Earlier this year, when Pfizer came knocking with their chequebook for AstraZeneca, the response of the Conservatives was telling. Sources close to George Osborne said the bid was "a massive vote of confidence" in the UK.
And the prime minister appointed his cabinet secretary and a senior Treasury mandarin to negotiate with Pfizer over the heads of the AstraZeneca board.
As the extent to which tax inversion was driving Pfizer's interest in the deal was becoming clear, this ought to have been ringing alarm bells. But Conservative ministers, fixated on the short term, were undeterred by the possible long term adverse consequences of a deal. This led to the government undermining the ability of AstraZenica's board to act at the start of the bid process, leaving chairman Leif Johansson to plea for greater neutrality on the deal.
This was not about foreign ownership; AstraZeneca is an Anglo-Swedish company, with operations right across the globe. The real difference was this: whereas the Conservatives were willing to put at risk our science base for short term political advantage, Labour's focus was on the long-term.
Britain faces huge challenges to compete in a world being transformed by the pace of technological change and the rapid rise of emerging economies, which whilst intensifying competition are also creating huge new markets and new opportunities.
The government is failing to meet these challenges and to tackle the cost-of-living crisis and ease the burden on households. After four years of Conservative-led government, wages after inflation are on average £1,600 a year lower than in 2010. The Conservatives promised to rebalance the economy across all regions but abolished Regional Development Agencies, putting in place a flagship Regional Growth Fund that's been mired in chaos and delay. Now the government's own figures show the scheme failing to meet its private investment target by almost £1billion.
The link between growth in the economy and average wages was broken before the recession. Recovery alone has not fixed it. Across the OECD, the average change in productivity - the ultimate determinant of living standards - between 2010 and 2013 was growth of 2%, whereas in the UK it reduced. Despite a recent modest rise, business investment remains almost a fifth lower than its 2007 peak and exports remain weak.
But, above all, if we are going to pay our way in the world and generate growth that benefits all, we need to take a different and much longer-term approach. That is why Labour has set out Agenda 2030, our long-term plan to earn and grow our way to a higher standard of living for all.
First, we must release the talents of all our people. So Labour will ensure that there are clear vocational as well as academic pathways in education. Starting in school, and from high quality apprenticeships right through to technical degrees. We'll ensure entrepreneurs with good ideas from all backgrounds get the support needed to start their own businesses.

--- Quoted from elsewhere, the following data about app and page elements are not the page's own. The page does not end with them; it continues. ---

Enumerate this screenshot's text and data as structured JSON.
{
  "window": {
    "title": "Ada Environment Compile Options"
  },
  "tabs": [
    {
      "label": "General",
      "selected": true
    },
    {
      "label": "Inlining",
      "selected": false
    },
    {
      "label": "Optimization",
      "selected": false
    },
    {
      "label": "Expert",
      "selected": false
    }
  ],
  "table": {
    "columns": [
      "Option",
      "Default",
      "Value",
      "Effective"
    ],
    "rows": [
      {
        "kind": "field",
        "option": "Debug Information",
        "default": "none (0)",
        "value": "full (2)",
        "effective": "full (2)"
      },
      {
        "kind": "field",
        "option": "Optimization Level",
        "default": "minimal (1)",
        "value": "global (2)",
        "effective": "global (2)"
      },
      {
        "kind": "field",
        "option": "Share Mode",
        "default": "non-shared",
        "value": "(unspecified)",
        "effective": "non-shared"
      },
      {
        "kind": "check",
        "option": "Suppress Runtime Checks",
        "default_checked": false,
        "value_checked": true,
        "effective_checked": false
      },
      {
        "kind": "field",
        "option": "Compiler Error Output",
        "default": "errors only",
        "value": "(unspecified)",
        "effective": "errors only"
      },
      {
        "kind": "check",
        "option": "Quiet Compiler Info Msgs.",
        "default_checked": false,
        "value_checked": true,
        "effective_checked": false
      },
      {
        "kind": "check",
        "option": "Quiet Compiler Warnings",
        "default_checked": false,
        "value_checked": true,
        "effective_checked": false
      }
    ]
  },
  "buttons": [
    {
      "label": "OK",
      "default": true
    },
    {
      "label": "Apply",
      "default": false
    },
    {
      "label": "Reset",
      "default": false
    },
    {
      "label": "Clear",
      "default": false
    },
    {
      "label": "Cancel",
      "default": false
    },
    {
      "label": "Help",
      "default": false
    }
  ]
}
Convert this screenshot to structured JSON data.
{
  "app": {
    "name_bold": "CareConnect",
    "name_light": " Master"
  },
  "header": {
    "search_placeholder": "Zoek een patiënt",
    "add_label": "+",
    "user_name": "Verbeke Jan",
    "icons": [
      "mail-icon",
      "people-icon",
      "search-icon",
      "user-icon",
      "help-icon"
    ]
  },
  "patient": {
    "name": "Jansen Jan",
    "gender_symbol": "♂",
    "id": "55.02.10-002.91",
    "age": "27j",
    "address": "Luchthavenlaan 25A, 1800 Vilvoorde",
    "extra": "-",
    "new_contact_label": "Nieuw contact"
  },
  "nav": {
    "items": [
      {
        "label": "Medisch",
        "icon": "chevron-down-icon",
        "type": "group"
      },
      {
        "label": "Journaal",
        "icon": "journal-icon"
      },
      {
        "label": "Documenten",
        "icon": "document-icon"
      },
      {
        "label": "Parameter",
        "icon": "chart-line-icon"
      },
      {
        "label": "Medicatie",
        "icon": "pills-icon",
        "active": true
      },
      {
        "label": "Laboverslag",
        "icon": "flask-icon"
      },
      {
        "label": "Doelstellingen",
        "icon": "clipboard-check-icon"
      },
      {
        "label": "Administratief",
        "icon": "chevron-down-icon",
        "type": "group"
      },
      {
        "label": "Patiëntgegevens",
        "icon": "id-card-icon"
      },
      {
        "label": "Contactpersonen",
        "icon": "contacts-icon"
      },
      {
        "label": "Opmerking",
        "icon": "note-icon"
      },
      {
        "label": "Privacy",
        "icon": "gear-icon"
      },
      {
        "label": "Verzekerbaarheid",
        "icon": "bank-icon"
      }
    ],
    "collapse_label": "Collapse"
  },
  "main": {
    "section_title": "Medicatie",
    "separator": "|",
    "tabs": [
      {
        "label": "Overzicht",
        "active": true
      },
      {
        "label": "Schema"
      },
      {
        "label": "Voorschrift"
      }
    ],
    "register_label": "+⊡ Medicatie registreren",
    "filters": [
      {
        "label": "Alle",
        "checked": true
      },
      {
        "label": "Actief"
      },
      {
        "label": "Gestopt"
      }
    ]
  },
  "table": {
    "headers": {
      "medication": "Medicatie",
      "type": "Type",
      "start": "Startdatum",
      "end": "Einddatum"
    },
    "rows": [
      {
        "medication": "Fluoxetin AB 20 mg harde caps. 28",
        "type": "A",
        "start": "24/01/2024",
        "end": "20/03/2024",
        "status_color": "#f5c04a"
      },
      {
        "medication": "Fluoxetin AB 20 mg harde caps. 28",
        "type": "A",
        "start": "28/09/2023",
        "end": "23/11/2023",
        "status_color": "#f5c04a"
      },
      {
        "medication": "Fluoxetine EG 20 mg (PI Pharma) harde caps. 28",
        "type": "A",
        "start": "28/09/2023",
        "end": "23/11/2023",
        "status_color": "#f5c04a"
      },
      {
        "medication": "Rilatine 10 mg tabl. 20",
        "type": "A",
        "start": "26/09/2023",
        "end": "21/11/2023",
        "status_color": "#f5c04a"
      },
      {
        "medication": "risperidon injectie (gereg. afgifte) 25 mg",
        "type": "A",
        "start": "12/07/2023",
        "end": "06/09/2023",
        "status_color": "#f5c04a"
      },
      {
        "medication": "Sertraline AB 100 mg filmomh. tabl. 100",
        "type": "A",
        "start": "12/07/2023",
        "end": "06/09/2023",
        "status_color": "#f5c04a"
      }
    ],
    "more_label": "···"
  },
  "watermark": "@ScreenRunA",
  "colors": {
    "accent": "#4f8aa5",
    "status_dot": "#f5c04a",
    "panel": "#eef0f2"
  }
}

And we'll decentralise decision making powers and control of budgets to cities and regions.
Second, to capture new markets around the world and generate more, well-paid jobs we must put innovation at the heart of our economy - solving tomorrow's problems today. Social and environmental challenges shouldn't be seen as limits on prosperity, but as a spur for innovation. We should invest in our science base and preserve it as a unique national capability, not treat it as a pawn in a tax planning game - the real risk posed in the Pfizer/AstraZeneca bid.
Third, we must structure the rules of the game so that firms are encouraged, supported and ultimately rewarded in the market for taking a longer-term view. Government must set clear strategic direction, supporting development of industries where we have a competitive edge, and create a more certain environment for business investment.
Fourth, we must engage with the world beyond our shores, starting with our nearest and largest market, the EU, which is also a gateway to trade with emerging markets. We should be focused on reforming the EU, not flirting with exit.
Growing our way out of the cost-of-living crisis means long-haul reform, not short-term fixes: investing in all our people; viewing problems of today as opportunities for tomorrow; taking a strategic approach; and looking outwards to the world. This way, we can nurture and build more world beating companies like AstraZeneca not fewer.